EXERCISE INSTRUCTIONS ▸
Which lines below include the string "JSON"? Please show each one.

##############################

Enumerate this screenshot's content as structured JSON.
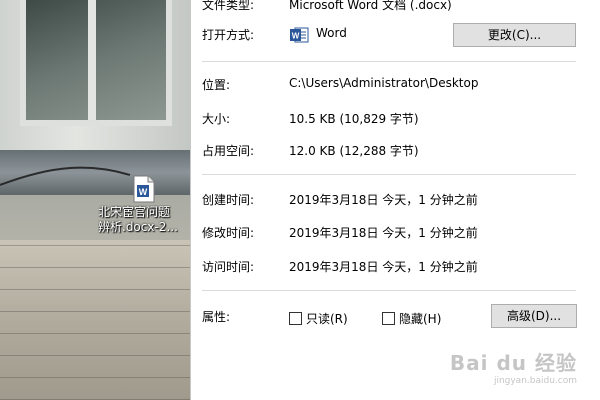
{
  "desktop": {
    "file_label_line1": "北宋宦官问题",
    "file_label_line2": "辨析.docx-2..."
  },
  "properties": {
    "file_type": {
      "label": "文件类型:",
      "value": "Microsoft Word 文档 (.docx)"
    },
    "opens_with": {
      "label": "打开方式:",
      "app": "Word",
      "change_button": "更改(C)..."
    },
    "location": {
      "label": "位置:",
      "value": "C:\\Users\\Administrator\\Desktop"
    },
    "size": {
      "label": "大小:",
      "value": "10.5 KB (10,829 字节)"
    },
    "size_on_disk": {
      "label": "占用空间:",
      "value": "12.0 KB (12,288 字节)"
    },
    "created": {
      "label": "创建时间:",
      "value": "2019年3月18日 今天，1 分钟之前"
    },
    "modified": {
      "label": "修改时间:",
      "value": "2019年3月18日 今天，1 分钟之前"
    },
    "accessed": {
      "label": "访问时间:",
      "value": "2019年3月18日 今天，1 分钟之前"
    },
    "attributes": {
      "label": "属性:",
      "readonly_label": "只读(R)",
      "readonly_checked": false,
      "hidden_label": "隐藏(H)",
      "hidden_checked": false,
      "advanced_button": "高级(D)..."
    }
  },
  "watermark": {
    "brand": "Bai du 经验",
    "url": "jingyan.baidu.com"
  },
  "colors": {
    "word_blue": "#2b579a",
    "button_bg": "#e1e1e1",
    "separator": "#dadada"
  }
}
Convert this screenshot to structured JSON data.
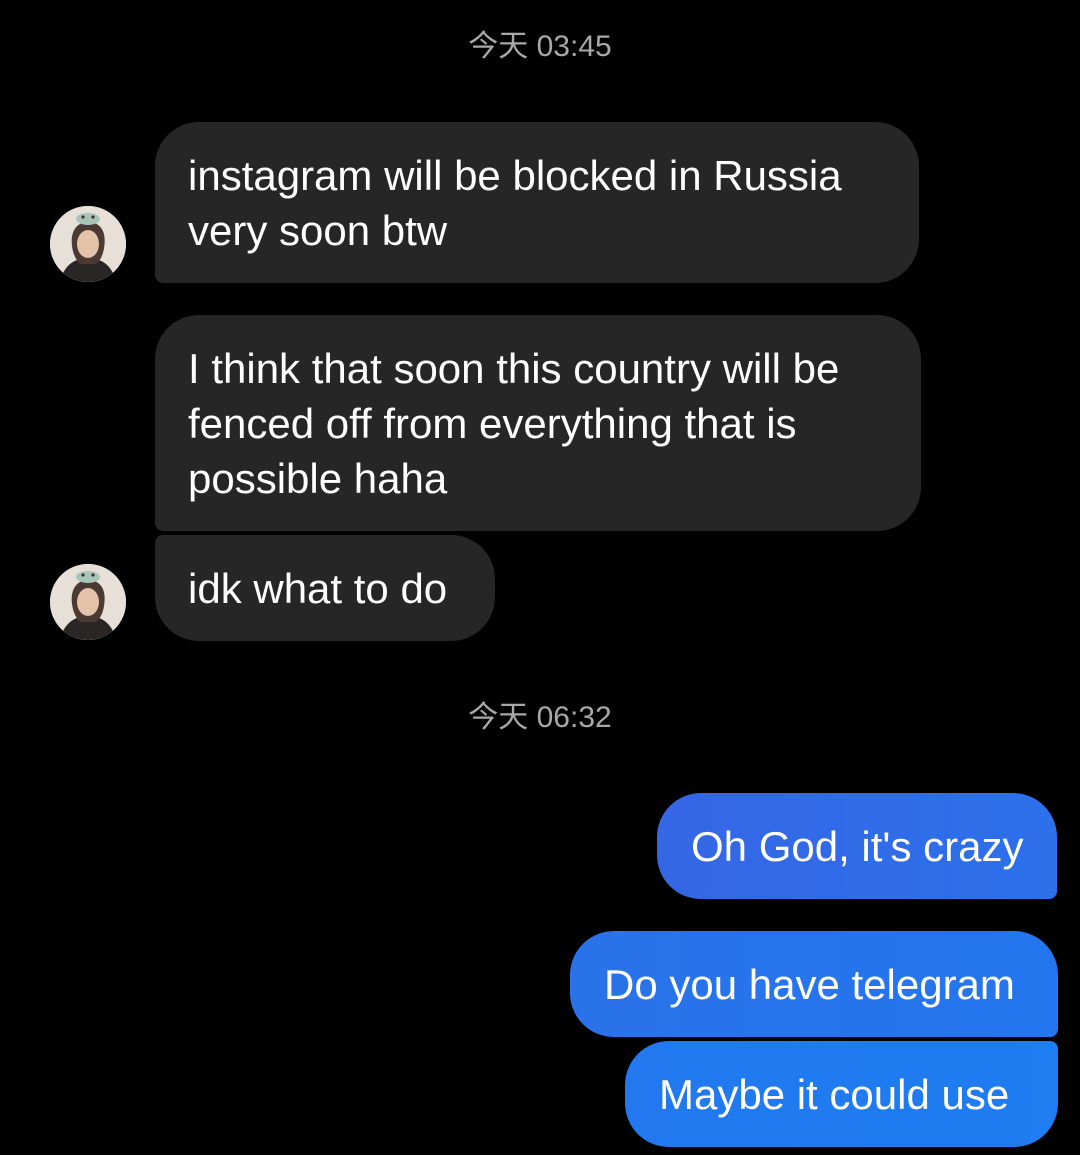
{
  "thread": {
    "timestamps": [
      "今天 03:45",
      "今天 06:32"
    ],
    "received": [
      {
        "lines": [
          "instagram will be blocked in Russia",
          "very soon btw"
        ]
      },
      {
        "lines": [
          "I think that soon this country will be",
          "fenced off from everything that is",
          "possible haha"
        ]
      },
      {
        "lines": [
          "idk what to do"
        ]
      }
    ],
    "sent": [
      {
        "text": "Oh God, it's crazy"
      },
      {
        "text": "Do you have telegram"
      },
      {
        "text": "Maybe it could use"
      }
    ]
  },
  "colors": {
    "background": "#000000",
    "received_bubble": "#262626",
    "sent_gradient": [
      "#3864e3",
      "#1f7ef0"
    ],
    "timestamp": "#a8a8a8"
  },
  "icons": {
    "avatar": "contact-avatar-photo"
  }
}
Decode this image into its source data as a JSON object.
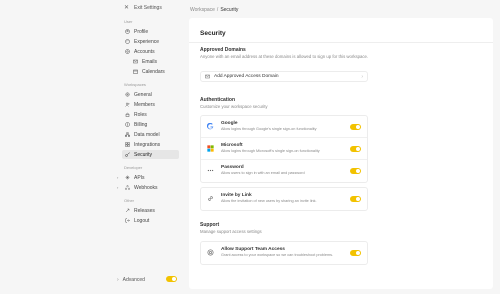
{
  "sidebar": {
    "exit_label": "Exit Settings",
    "sections": {
      "user": "User",
      "workspaces": "Workspaces",
      "developer": "Developer",
      "other": "Other"
    },
    "items": {
      "profile": "Profile",
      "experience": "Experience",
      "accounts": "Accounts",
      "emails": "Emails",
      "calendars": "Calendars",
      "general": "General",
      "members": "Members",
      "roles": "Roles",
      "billing": "Billing",
      "data_model": "Data model",
      "integrations": "Integrations",
      "security": "Security",
      "apis": "APIs",
      "webhooks": "Webhooks",
      "releases": "Releases",
      "logout": "Logout"
    },
    "advanced_label": "Advanced",
    "advanced_on": true
  },
  "breadcrumb": {
    "parent": "Workspace",
    "separator": "/",
    "current": "Security"
  },
  "main": {
    "title": "Security",
    "approved_domains": {
      "title": "Approved Domains",
      "description": "Anyone with an email address at these domains is allowed to sign up for this workspace.",
      "add_button": "Add Approved Access Domain"
    },
    "authentication": {
      "title": "Authentication",
      "description": "Customize your workspace security",
      "rows": [
        {
          "title": "Google",
          "desc": "Allow logins through Google's single sign-on functionality",
          "icon": "google-icon",
          "enabled": true
        },
        {
          "title": "Microsoft",
          "desc": "Allow logins through Microsoft's single sign-on functionality",
          "icon": "microsoft-icon",
          "enabled": true
        },
        {
          "title": "Password",
          "desc": "Allow users to sign in with an email and password",
          "icon": "password-icon",
          "enabled": true
        }
      ],
      "invite": {
        "title": "Invite by Link",
        "desc": "Allow the invitation of new users by sharing an invite link.",
        "icon": "link-icon",
        "enabled": true
      }
    },
    "support": {
      "title": "Support",
      "description": "Manage support access settings",
      "row": {
        "title": "Allow Support Team Access",
        "desc": "Grant access to your workspace so we can troubleshoot problems.",
        "icon": "support-icon",
        "enabled": true
      }
    }
  },
  "colors": {
    "accent": "#f2c200",
    "background": "#f6f6f6",
    "panel": "#ffffff"
  }
}
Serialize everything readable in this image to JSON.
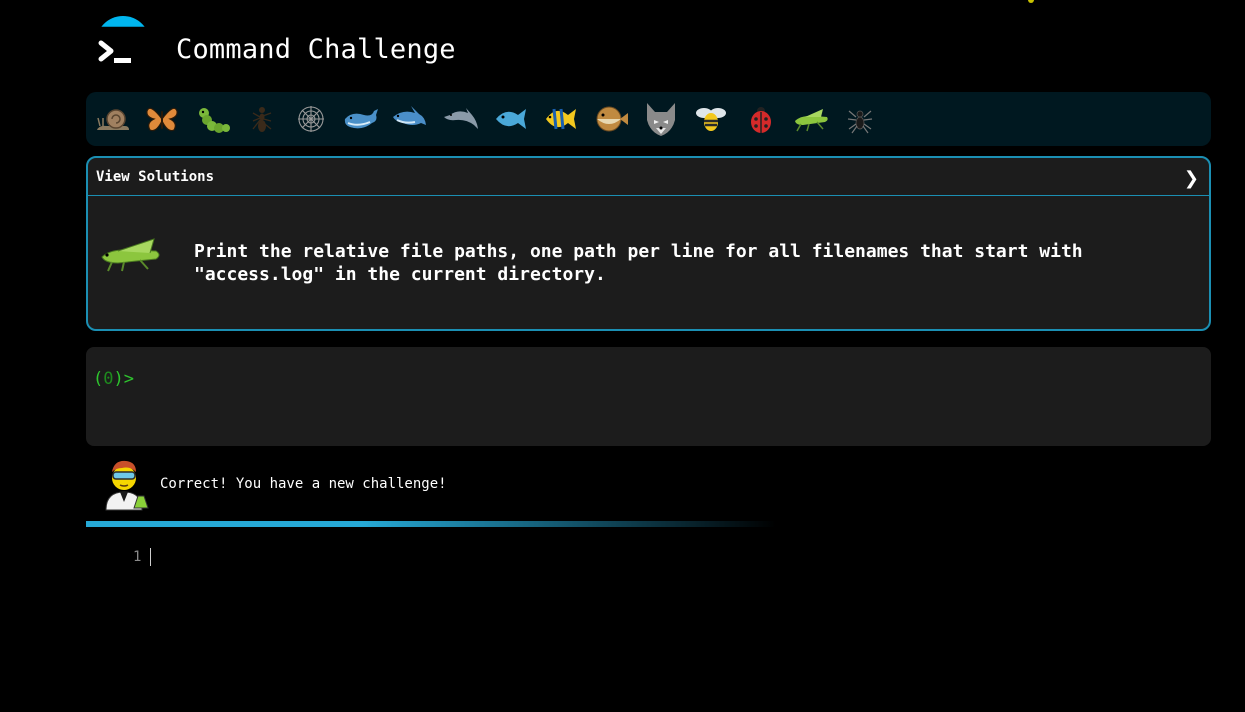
{
  "header": {
    "title": "Command Challenge",
    "logo_icon": "terminal-prompt-icon"
  },
  "emoji_bar": {
    "items": [
      {
        "name": "snail",
        "icon": "snail-icon"
      },
      {
        "name": "butterfly",
        "icon": "butterfly-icon"
      },
      {
        "name": "caterpillar",
        "icon": "caterpillar-icon"
      },
      {
        "name": "ant",
        "icon": "ant-icon"
      },
      {
        "name": "spider-web",
        "icon": "spider-web-icon"
      },
      {
        "name": "whale",
        "icon": "whale-icon"
      },
      {
        "name": "shark",
        "icon": "shark-icon"
      },
      {
        "name": "dolphin",
        "icon": "dolphin-icon"
      },
      {
        "name": "fish",
        "icon": "fish-icon"
      },
      {
        "name": "tropical-fish",
        "icon": "tropical-fish-icon"
      },
      {
        "name": "blowfish",
        "icon": "blowfish-icon"
      },
      {
        "name": "wolf",
        "icon": "wolf-icon"
      },
      {
        "name": "bee",
        "icon": "bee-icon"
      },
      {
        "name": "ladybug",
        "icon": "ladybug-icon"
      },
      {
        "name": "cricket",
        "icon": "cricket-icon"
      },
      {
        "name": "spider",
        "icon": "spider-icon"
      }
    ]
  },
  "challenge": {
    "view_solutions_label": "View Solutions",
    "chevron": "❯",
    "icon": "cricket-icon",
    "text": "Print the relative file paths, one path per line for all filenames that start with \"access.log\" in the current directory."
  },
  "terminal": {
    "prompt_open": "(",
    "prompt_count": "0",
    "prompt_close": ")>",
    "input_value": ""
  },
  "feedback": {
    "avatar_icon": "scientist-icon",
    "message": "Correct! You have a new challenge!",
    "progress_color": "#26a9d6"
  },
  "editor": {
    "line_number": "1",
    "content": ""
  },
  "colors": {
    "accent": "#00b6ef",
    "panel_border": "#1b8fb3",
    "prompt_green": "#2ec52e",
    "background": "#000000"
  }
}
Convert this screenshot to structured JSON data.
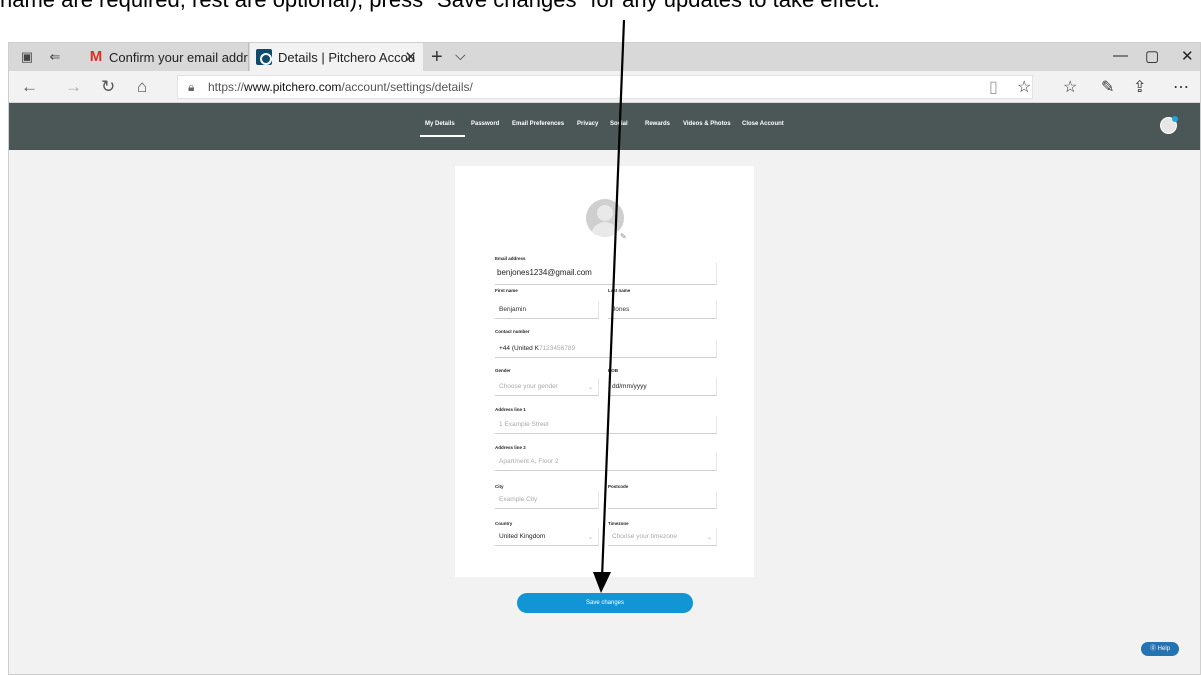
{
  "caption": "name are required, rest are optional), press \"Save changes\" for any updates to take effect.",
  "tabs": [
    {
      "title": "Confirm your email address",
      "icon": "gmail-icon"
    },
    {
      "title": "Details | Pitchero Accou",
      "icon": "pitchero-icon"
    }
  ],
  "address": {
    "prefix": "https://",
    "host": "www.pitchero.com",
    "path": "/account/settings/details/"
  },
  "nav": {
    "links": [
      "My Details",
      "Password",
      "Email Preferences",
      "Privacy",
      "Social",
      "Rewards",
      "Videos & Photos",
      "Close Account"
    ],
    "active": "My Details"
  },
  "form": {
    "email_label": "Email address",
    "email_value": "benjones1234@gmail.com",
    "first_name_label": "First name",
    "first_name_value": "Benjamin",
    "last_name_label": "Last name",
    "last_name_value": "Jones",
    "contact_label": "Contact number",
    "contact_code": "+44 (United K",
    "contact_placeholder": "7123456789",
    "gender_label": "Gender",
    "gender_placeholder": "Choose your gender",
    "dob_label": "DOB",
    "dob_placeholder": "dd/mm/yyyy",
    "address1_label": "Address line 1",
    "address1_placeholder": "1 Example Street",
    "address2_label": "Address line 2",
    "address2_placeholder": "Apartment A, Floor 2",
    "city_label": "City",
    "city_placeholder": "Example City",
    "postcode_label": "Postcode",
    "country_label": "Country",
    "country_value": "United Kingdom",
    "timezone_label": "Timezone",
    "timezone_placeholder": "Choose your timezone"
  },
  "save_label": "Save changes",
  "help_label": "⓪ Help"
}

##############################

ANSWER TO THIS EXERCISE ▸
Enumerate this screenshot's content as structured JSON.
Convert this screenshot to structured JSON data.
Decode this image into its source data as a JSON object.
Serialize everything readable in this image to JSON.
Convert this screenshot to structured JSON data.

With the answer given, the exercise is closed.